Home Furnishings from the Museum

I am (still) in the midst of furnishing my new Montréal apartment. I have spent hours searching for fun and functional furniture and decorations to make this nest feel like home

After spending a recent morning assembling furniture, I decided to treat myself with a visit to the Montreal Museum of Fine Arts. Funnily enough, my Ikea-addled brain could only see potential decorations for my bare apartment walls. I decided to go with it. I wandered the Modern Art galleries, deciding which paintings would go in which rooms of an imaginary ideal apartment. 

The Living Room: Woman on a Sofa

Kees van Dongen, Before 1920

Montreal Museum of Fine Arts, Woman on a Sofa

This painting is so luxurious and glamorous- the perfect backdrop to entertaining in a living room. Yet the subject is reclined, which makes this artwork also appropriate for sunny afternoons spent sprawled on a chaise lounge with a novel and a jazzy album on the record player.

The Office: Bend in a Road in Provence

Paul Cézanne, About 1866 or later

Montreal Museum of Fine Arts, Cezanne

This painitng feels so stately and solid. I would love to hang it up next to my writing desk, so it could look over me as I wrote in a leather journal or caught up on my handwritten correspondence. This is Cézanne's first large landscape; he was still an unknown artist when he painted it. This artwork is thus a good reminder to try new things and to be brave in one's endeavors- the perfect message for a home office.

The Dining Room: Seated Woman, Back Turned to the Open Window

Henri Matisse, About 1922

Montreal Museum of Fine Arts, Matisse

This painting transports me; it's a feast of textures, colors, and shapes.

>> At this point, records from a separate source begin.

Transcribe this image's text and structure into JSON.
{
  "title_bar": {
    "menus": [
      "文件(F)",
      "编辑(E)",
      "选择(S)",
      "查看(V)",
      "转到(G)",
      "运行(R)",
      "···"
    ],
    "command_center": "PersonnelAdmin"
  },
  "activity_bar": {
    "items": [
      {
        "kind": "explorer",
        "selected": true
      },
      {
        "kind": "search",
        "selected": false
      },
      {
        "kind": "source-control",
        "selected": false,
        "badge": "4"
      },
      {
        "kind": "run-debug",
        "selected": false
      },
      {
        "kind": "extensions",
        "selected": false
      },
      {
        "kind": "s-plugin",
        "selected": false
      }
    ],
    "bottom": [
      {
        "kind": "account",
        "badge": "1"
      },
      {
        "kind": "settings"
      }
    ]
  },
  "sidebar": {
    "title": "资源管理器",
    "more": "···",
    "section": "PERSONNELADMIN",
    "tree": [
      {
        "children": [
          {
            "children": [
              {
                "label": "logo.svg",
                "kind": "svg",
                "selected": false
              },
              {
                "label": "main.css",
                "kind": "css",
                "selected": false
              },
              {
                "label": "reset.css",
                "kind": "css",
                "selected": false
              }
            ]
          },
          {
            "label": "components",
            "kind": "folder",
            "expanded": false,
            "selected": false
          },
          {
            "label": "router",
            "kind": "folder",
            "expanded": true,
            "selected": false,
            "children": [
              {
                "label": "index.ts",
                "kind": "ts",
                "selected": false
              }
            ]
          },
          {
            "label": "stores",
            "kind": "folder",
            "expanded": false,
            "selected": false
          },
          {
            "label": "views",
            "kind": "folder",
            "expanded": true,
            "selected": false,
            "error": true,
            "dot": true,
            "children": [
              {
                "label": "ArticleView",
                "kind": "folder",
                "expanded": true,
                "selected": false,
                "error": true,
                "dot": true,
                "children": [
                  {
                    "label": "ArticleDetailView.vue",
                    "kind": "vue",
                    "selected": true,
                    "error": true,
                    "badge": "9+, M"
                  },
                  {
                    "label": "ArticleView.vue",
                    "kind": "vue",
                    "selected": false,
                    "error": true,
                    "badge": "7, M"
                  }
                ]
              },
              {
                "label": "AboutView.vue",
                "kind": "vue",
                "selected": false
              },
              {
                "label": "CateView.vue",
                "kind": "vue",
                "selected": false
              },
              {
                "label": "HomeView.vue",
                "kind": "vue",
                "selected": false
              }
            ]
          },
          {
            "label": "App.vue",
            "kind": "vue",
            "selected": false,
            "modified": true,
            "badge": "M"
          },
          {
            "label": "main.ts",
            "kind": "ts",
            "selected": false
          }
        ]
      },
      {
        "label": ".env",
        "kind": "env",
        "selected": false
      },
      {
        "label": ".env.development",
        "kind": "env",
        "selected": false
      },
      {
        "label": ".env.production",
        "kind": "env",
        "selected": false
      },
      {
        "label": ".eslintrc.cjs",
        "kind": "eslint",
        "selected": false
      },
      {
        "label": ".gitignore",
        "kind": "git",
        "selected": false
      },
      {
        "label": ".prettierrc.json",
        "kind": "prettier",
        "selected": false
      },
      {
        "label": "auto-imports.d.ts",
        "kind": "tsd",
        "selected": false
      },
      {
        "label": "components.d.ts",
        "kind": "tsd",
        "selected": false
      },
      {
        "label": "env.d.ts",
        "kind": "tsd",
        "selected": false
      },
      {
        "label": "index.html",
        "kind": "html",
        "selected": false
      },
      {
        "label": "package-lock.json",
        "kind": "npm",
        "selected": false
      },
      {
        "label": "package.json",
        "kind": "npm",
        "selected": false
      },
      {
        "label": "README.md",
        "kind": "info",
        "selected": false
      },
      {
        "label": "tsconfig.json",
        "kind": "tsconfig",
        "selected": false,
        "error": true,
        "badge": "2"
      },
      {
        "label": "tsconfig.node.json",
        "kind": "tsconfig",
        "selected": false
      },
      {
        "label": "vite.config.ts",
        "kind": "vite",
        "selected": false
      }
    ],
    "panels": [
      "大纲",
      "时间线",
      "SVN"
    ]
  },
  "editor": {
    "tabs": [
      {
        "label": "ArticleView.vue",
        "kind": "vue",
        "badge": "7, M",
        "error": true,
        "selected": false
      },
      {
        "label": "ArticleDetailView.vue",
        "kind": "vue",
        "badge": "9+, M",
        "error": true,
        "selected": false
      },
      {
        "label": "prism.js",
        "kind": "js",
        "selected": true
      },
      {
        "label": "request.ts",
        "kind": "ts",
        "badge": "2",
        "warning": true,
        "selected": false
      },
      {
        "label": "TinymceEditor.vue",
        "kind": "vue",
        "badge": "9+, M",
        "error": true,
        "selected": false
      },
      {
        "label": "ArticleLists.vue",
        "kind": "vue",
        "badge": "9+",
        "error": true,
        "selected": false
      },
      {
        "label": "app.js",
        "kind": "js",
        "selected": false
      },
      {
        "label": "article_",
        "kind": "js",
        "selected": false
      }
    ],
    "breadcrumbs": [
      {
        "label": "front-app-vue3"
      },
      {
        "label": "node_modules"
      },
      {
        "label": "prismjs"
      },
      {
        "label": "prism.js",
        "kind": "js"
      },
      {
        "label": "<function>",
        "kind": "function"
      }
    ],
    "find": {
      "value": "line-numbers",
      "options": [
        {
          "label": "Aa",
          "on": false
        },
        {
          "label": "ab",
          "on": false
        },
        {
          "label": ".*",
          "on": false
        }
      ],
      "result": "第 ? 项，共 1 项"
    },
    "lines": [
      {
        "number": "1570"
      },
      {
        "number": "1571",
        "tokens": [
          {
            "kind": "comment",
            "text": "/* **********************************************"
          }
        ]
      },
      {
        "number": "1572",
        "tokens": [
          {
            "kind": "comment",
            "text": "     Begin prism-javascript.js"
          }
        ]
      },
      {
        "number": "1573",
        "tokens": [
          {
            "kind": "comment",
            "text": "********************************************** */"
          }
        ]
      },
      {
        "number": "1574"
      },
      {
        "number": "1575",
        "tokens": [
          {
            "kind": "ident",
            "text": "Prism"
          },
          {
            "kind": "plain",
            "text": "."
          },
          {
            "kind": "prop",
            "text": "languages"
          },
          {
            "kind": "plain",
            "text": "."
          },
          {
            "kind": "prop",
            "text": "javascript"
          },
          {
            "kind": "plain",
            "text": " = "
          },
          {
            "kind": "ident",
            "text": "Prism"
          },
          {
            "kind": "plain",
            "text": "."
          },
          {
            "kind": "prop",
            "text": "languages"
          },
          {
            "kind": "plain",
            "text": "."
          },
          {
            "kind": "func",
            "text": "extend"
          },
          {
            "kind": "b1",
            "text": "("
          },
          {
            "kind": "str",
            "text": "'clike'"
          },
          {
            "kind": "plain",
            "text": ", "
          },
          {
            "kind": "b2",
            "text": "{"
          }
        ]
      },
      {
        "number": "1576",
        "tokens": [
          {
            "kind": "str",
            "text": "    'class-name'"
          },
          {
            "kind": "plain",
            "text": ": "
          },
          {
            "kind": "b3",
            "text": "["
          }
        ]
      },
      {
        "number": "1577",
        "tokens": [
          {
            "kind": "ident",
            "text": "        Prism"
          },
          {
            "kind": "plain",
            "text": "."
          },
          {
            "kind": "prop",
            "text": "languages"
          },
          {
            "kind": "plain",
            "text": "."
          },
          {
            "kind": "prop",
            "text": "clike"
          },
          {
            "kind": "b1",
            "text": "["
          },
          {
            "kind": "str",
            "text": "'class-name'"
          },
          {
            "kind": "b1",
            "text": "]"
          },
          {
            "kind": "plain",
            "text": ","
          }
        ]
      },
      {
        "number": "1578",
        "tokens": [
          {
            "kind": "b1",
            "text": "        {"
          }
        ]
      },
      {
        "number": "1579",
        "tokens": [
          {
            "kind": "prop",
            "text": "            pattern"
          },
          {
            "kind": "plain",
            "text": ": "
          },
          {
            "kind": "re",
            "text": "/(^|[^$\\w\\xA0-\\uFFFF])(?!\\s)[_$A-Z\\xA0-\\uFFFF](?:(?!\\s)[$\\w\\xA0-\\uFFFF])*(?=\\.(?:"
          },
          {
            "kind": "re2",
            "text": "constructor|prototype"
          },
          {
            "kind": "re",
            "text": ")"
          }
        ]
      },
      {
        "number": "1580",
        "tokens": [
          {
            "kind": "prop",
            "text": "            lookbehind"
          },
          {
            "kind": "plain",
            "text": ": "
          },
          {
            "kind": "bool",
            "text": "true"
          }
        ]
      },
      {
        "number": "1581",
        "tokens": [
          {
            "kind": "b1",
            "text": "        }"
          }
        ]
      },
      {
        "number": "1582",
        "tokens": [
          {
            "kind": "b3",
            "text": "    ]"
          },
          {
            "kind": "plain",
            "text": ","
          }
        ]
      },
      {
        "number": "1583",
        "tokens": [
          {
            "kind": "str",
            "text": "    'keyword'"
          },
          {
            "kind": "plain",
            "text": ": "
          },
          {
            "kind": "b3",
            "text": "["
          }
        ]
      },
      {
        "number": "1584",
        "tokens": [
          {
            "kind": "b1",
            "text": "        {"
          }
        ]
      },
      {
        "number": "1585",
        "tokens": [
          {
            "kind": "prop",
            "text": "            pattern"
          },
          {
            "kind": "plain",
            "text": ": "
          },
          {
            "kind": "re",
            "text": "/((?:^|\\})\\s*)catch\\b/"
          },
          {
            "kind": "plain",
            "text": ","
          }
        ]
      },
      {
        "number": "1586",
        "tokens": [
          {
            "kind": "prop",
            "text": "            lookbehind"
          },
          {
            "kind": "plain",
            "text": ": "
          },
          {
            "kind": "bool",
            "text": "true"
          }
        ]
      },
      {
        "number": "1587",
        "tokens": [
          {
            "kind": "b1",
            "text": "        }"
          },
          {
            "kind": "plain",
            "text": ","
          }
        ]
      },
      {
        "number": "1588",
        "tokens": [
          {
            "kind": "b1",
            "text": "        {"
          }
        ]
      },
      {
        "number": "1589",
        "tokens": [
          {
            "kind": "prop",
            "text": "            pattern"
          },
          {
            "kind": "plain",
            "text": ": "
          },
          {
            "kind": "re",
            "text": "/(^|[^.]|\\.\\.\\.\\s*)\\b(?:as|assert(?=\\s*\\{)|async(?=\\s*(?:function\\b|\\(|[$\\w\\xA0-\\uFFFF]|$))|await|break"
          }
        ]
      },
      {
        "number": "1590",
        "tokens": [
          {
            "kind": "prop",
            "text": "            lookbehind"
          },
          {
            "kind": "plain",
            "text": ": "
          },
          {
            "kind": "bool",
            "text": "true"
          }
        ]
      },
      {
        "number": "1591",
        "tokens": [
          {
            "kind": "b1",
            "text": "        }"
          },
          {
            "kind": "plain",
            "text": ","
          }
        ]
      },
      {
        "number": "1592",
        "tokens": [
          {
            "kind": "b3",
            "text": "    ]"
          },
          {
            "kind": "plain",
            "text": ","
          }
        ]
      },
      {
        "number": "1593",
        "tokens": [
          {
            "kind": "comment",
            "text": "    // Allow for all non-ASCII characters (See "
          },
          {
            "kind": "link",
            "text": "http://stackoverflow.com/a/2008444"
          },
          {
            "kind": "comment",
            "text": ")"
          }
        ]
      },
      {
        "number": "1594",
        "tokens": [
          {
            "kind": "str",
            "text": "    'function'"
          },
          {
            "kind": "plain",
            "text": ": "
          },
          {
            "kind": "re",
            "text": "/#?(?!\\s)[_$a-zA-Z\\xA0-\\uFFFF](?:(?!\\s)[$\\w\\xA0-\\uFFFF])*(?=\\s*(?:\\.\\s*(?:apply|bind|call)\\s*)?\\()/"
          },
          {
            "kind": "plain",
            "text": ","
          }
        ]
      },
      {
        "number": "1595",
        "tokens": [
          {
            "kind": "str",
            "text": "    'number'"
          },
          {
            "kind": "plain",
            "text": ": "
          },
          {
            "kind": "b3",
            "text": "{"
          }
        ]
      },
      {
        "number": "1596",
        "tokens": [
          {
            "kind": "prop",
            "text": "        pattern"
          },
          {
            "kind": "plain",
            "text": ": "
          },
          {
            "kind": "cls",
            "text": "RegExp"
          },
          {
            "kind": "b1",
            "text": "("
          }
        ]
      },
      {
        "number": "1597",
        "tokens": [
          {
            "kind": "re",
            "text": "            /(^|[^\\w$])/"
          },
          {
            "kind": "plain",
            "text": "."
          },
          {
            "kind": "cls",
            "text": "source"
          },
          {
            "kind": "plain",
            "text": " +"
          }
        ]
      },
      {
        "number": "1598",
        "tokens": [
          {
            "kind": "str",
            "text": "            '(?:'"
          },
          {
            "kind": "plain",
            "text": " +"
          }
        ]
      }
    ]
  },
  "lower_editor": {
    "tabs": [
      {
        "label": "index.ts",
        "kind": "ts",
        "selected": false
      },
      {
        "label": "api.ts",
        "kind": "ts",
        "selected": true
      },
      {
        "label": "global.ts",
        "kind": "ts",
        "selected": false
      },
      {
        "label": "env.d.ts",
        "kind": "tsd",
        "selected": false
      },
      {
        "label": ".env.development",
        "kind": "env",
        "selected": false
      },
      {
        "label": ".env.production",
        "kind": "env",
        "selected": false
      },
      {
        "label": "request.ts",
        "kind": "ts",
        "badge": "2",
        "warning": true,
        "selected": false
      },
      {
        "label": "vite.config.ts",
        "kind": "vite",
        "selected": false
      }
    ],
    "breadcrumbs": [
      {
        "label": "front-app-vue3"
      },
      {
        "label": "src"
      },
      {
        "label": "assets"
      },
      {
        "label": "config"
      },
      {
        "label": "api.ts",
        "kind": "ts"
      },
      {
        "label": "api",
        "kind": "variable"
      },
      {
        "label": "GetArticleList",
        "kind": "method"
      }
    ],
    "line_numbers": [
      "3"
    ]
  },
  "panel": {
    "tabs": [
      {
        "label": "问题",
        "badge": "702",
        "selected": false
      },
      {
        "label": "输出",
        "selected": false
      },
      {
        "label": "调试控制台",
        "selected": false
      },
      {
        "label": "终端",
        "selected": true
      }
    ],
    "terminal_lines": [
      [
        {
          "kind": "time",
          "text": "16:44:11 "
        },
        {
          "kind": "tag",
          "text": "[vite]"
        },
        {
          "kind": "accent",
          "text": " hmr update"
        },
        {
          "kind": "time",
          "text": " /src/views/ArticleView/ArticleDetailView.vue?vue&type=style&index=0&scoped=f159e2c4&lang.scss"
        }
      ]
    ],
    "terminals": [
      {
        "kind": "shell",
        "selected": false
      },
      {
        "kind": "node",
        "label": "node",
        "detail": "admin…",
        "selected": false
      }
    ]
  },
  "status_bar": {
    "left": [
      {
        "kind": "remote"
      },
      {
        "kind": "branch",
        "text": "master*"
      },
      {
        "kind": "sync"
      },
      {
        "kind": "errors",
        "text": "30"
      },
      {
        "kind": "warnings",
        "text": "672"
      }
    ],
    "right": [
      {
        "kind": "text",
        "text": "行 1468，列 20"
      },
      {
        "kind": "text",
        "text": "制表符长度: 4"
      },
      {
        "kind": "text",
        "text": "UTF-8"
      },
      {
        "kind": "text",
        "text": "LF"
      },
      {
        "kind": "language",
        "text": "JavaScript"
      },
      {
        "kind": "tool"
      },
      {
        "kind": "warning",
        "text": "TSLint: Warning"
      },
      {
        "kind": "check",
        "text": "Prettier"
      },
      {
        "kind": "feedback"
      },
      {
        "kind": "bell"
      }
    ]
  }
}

I would hope for these same transcendental powers for the meals served in my dining room. 

The Kitchen: Parakeet

Kees van Dongen, About 1910

Montreal Museum of Fine Arts, Parakeet

I've always dreamed of a kitchen outfitted with blue and white Delft tiles. This painting would go nicely in this dream kitchen, and the parakeet would be a friendly presence during meal preparations. 

The Bar: Moonrise at Auvers or Return of the Flock

Charles François Daubigny, 1877

Montreal Museum of Fine Arts, Moonrise, Sheep

This painting of a moonrise is truly a showstopper, with its intricate textures and surprisingly vibrant colors. Due to the subject matter, I originally thought this would be an ideal candidate for the bedroom. But there is an edge to it. That moon is simply too exiting- I wouldn't be able to sleep! The energy emanating from the landscape would be perfect for a hidden bar room, full of whiskeys and mezcals.   

The Bedroom: The By Road at the Roches-Courtaut Woods - Indian Summer

Alfred Sisley, 1881

Montreal Museum of Fine Arts, Sisley

This painting of a mild day in November is so calming. The colors and the calligraphic lines of the trees would be a welcome way to start the morning and to meditate on the new day.

The Dressing Room: Peonies

Henri Fantin-Latour, 1876

Montreal Museum of Fine Arts, Peonies

These elegantly adorned flowers would be the perfect accompaniment to a wooden dressing table, covered with silver hairbrushes and glass bottles of perfume. The simplicity and wild colors would be an inspiration for getting dressed in the morning.

This is an installment of this month's creativity theme of HOME. If you missed it, check out a description of the project here

Montreal Museum of Fine Arts

Address: 1380 rue Sherbrooke Ouest, Montréal ∣ MétroStation Peel or Station Guy-Concordia (Green Line) ∣ Opening hoursTuesday to Sunday from 10am to 5pm, major exhibition open until 9pm on Wednesday